**WHAT YOU ARE ASKED TO DO**
Set down the entries below exactly as written.

==== RECORDS PROVIDED

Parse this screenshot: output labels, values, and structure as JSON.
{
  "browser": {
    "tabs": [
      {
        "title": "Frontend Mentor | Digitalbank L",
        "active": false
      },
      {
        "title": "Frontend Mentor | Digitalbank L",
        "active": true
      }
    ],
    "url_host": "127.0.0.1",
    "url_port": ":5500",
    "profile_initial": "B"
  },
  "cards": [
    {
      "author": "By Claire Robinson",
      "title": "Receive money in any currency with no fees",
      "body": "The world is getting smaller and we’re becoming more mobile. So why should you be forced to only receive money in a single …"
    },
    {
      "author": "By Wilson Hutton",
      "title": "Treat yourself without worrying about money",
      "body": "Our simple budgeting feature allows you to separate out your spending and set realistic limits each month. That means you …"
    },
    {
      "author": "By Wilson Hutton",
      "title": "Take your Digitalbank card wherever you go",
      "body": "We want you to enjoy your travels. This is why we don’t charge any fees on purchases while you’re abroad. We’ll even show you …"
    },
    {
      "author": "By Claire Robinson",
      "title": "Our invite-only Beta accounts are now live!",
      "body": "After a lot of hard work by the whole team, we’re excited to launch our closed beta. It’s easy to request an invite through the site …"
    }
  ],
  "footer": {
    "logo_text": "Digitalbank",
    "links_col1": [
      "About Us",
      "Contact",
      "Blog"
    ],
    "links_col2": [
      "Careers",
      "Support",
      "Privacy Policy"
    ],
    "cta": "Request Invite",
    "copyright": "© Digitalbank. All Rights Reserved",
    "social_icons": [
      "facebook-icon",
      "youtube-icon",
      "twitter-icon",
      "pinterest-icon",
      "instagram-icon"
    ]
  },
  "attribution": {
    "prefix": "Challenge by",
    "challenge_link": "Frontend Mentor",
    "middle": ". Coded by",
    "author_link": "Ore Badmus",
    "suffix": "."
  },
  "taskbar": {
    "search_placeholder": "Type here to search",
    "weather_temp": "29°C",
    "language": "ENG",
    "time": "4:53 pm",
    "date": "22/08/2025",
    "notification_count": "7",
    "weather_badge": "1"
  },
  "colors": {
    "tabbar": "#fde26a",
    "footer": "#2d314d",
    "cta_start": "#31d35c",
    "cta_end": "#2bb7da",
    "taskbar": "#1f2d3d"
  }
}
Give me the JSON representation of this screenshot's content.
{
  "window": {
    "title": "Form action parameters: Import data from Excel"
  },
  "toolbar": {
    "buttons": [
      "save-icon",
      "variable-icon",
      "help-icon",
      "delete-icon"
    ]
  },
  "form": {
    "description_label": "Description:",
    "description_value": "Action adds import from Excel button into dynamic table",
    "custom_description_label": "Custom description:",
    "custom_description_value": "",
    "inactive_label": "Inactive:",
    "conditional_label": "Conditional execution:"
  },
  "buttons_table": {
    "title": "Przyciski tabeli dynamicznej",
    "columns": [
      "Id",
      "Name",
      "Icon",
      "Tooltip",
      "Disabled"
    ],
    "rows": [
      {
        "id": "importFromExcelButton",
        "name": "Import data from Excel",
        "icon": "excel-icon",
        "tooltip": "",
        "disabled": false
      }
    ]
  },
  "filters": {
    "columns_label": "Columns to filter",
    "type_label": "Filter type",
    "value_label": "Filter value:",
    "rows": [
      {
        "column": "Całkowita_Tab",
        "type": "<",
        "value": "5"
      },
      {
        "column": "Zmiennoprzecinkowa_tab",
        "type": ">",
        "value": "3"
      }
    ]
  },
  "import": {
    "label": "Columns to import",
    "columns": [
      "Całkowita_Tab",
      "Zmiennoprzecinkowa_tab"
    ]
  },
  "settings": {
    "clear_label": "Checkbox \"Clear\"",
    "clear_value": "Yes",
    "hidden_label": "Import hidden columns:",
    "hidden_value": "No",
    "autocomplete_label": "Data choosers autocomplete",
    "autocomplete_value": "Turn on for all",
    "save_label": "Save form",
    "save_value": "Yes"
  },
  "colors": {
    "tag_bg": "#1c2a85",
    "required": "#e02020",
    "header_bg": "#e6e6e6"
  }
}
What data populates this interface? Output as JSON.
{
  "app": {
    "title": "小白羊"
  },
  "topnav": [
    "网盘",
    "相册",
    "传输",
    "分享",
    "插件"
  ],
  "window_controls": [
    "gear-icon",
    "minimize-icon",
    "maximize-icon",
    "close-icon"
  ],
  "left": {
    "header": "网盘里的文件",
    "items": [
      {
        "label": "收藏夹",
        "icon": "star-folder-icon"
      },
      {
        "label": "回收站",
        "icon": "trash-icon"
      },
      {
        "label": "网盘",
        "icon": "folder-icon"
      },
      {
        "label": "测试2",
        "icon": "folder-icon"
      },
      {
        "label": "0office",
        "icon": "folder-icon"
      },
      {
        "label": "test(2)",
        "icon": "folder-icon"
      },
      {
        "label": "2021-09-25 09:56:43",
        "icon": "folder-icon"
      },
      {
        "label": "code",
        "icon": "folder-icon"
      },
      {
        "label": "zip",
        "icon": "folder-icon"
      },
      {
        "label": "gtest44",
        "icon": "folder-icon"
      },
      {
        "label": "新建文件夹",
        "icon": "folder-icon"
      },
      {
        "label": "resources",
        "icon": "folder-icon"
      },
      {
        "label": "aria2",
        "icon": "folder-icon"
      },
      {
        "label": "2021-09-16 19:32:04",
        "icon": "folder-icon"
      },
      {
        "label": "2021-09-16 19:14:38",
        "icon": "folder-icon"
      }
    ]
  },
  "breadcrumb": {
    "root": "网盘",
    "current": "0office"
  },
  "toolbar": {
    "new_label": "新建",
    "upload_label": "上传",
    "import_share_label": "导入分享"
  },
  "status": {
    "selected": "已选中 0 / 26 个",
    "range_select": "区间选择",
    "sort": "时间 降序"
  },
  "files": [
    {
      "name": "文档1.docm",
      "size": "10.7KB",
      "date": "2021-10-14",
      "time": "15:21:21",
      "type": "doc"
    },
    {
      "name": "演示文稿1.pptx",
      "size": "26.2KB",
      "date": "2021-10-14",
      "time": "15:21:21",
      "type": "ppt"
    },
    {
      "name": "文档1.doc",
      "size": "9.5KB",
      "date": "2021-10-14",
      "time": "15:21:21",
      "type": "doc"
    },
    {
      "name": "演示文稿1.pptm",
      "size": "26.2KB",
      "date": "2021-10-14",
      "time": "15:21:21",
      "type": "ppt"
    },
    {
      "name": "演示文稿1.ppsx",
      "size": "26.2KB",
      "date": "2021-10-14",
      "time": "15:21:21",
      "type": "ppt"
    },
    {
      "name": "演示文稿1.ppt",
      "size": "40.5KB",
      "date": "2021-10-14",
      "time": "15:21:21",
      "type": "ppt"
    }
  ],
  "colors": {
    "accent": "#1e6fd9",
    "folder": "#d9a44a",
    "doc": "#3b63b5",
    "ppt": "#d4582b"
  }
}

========

**TASK ANSWER**
Parse this screenshot: output labels, values, and structure as JSON.
{
  "browser": {
    "tabs": [
      {
        "title": "Frontend Mentor | Digitalbank L",
        "active": false
      },
      {
        "title": "Frontend Mentor | Digitalbank L",
        "active": true
      }
    ],
    "url_host": "127.0.0.1",
    "url_port": ":5500",
    "profile_initial": "B"
  },
  "cards": [
    {
      "author": "By Claire Robinson",
      "title": "Receive money in any currency with no fees",
      "body": "The world is getting smaller and we’re becoming more mobile. So why should you be forced to only receive money in a single …"
    },
    {
      "author": "By Wilson Hutton",
      "title": "Treat yourself without worrying about money",
      "body": "Our simple budgeting feature allows you to separate out your spending and set realistic limits each month. That means you …"
    },
    {
      "author": "By Wilson Hutton",
      "title": "Take your Digitalbank card wherever you go",
      "body": "We want you to enjoy your travels. This is why we don’t charge any fees on purchases while you’re abroad. We’ll even show you …"
    },
    {
      "author": "By Claire Robinson",
      "title": "Our invite-only Beta accounts are now live!",
      "body": "After a lot of hard work by the whole team, we’re excited to launch our closed beta. It’s easy to request an invite through the site …"
    }
  ],
  "footer": {
    "logo_text": "Digitalbank",
    "links_col1": [
      "About Us",
      "Contact",
      "Blog"
    ],
    "links_col2": [
      "Careers",
      "Support",
      "Privacy Policy"
    ],
    "cta": "Request Invite",
    "copyright": "© Digitalbank. All Rights Reserved",
    "social_icons": [
      "facebook-icon",
      "youtube-icon",
      "twitter-icon",
      "pinterest-icon",
      "instagram-icon"
    ]
  },
  "attribution": {
    "prefix": "Challenge by",
    "challenge_link": "Frontend Mentor",
    "middle": ". Coded by",
    "author_link": "Ore Badmus",
    "suffix": "."
  },
  "taskbar": {
    "search_placeholder": "Type here to search",
    "weather_temp": "29°C",
    "language": "ENG",
    "time": "4:53 pm",
    "date": "22/08/2025",
    "notification_count": "7",
    "weather_badge": "1"
  },
  "colors": {
    "tabbar": "#fde26a",
    "footer": "#2d314d",
    "cta_start": "#31d35c",
    "cta_end": "#2bb7da",
    "taskbar": "#1f2d3d"
  }
}
Give me the JSON representation of this screenshot's content.
{
  "window": {
    "title": "Form action parameters: Import data from Excel"
  },
  "toolbar": {
    "buttons": [
      "save-icon",
      "variable-icon",
      "help-icon",
      "delete-icon"
    ]
  },
  "form": {
    "description_label": "Description:",
    "description_value": "Action adds import from Excel button into dynamic table",
    "custom_description_label": "Custom description:",
    "custom_description_value": "",
    "inactive_label": "Inactive:",
    "conditional_label": "Conditional execution:"
  },
  "buttons_table": {
    "title": "Przyciski tabeli dynamicznej",
    "columns": [
      "Id",
      "Name",
      "Icon",
      "Tooltip",
      "Disabled"
    ],
    "rows": [
      {
        "id": "importFromExcelButton",
        "name": "Import data from Excel",
        "icon": "excel-icon",
        "tooltip": "",
        "disabled": false
      }
    ]
  },
  "filters": {
    "columns_label": "Columns to filter",
    "type_label": "Filter type",
    "value_label": "Filter value:",
    "rows": [
      {
        "column": "Całkowita_Tab",
        "type": "<",
        "value": "5"
      },
      {
        "column": "Zmiennoprzecinkowa_tab",
        "type": ">",
        "value": "3"
      }
    ]
  },
  "import": {
    "label": "Columns to import",
    "columns": [
      "Całkowita_Tab",
      "Zmiennoprzecinkowa_tab"
    ]
  },
  "settings": {
    "clear_label": "Checkbox \"Clear\"",
    "clear_value": "Yes",
    "hidden_label": "Import hidden columns:",
    "hidden_value": "No",
    "autocomplete_label": "Data choosers autocomplete",
    "autocomplete_value": "Turn on for all",
    "save_label": "Save form",
    "save_value": "Yes"
  },
  "colors": {
    "tag_bg": "#1c2a85",
    "required": "#e02020",
    "header_bg": "#e6e6e6"
  }
}
What data populates this interface? Output as JSON.
{
  "app": {
    "title": "小白羊"
  },
  "topnav": [
    "网盘",
    "相册",
    "传输",
    "分享",
    "插件"
  ],
  "window_controls": [
    "gear-icon",
    "minimize-icon",
    "maximize-icon",
    "close-icon"
  ],
  "left": {
    "header": "网盘里的文件",
    "items": [
      {
        "label": "收藏夹",
        "icon": "star-folder-icon"
      },
      {
        "label": "回收站",
        "icon": "trash-icon"
      },
      {
        "label": "网盘",
        "icon": "folder-icon"
      },
      {
        "label": "测试2",
        "icon": "folder-icon"
      },
      {
        "label": "0office",
        "icon": "folder-icon"
      },
      {
        "label": "test(2)",
        "icon": "folder-icon"
      },
      {
        "label": "2021-09-25 09:56:43",
        "icon": "folder-icon"
      },
      {
        "label": "code",
        "icon": "folder-icon"
      },
      {
        "label": "zip",
        "icon": "folder-icon"
      },
      {
        "label": "gtest44",
        "icon": "folder-icon"
      },
      {
        "label": "新建文件夹",
        "icon": "folder-icon"
      },
      {
        "label": "resources",
        "icon": "folder-icon"
      },
      {
        "label": "aria2",
        "icon": "folder-icon"
      },
      {
        "label": "2021-09-16 19:32:04",
        "icon": "folder-icon"
      },
      {
        "label": "2021-09-16 19:14:38",
        "icon": "folder-icon"
      }
    ]
  },
  "breadcrumb": {
    "root": "网盘",
    "current": "0office"
  },
  "toolbar": {
    "new_label": "新建",
    "upload_label": "上传",
    "import_share_label": "导入分享"
  },
  "status": {
    "selected": "已选中 0 / 26 个",
    "range_select": "区间选择",
    "sort": "时间 降序"
  },
  "files": [
    {
      "name": "文档1.docm",
      "size": "10.7KB",
      "date": "2021-10-14",
      "time": "15:21:21",
      "type": "doc"
    },
    {
      "name": "演示文稿1.pptx",
      "size": "26.2KB",
      "date": "2021-10-14",
      "time": "15:21:21",
      "type": "ppt"
    },
    {
      "name": "文档1.doc",
      "size": "9.5KB",
      "date": "2021-10-14",
      "time": "15:21:21",
      "type": "doc"
    },
    {
      "name": "演示文稿1.pptm",
      "size": "26.2KB",
      "date": "2021-10-14",
      "time": "15:21:21",
      "type": "ppt"
    },
    {
      "name": "演示文稿1.ppsx",
      "size": "26.2KB",
      "date": "2021-10-14",
      "time": "15:21:21",
      "type": "ppt"
    },
    {
      "name": "演示文稿1.ppt",
      "size": "40.5KB",
      "date": "2021-10-14",
      "time": "15:21:21",
      "type": "ppt"
    }
  ],
  "colors": {
    "accent": "#1e6fd9",
    "folder": "#d9a44a",
    "doc": "#3b63b5",
    "ppt": "#d4582b"
  }
}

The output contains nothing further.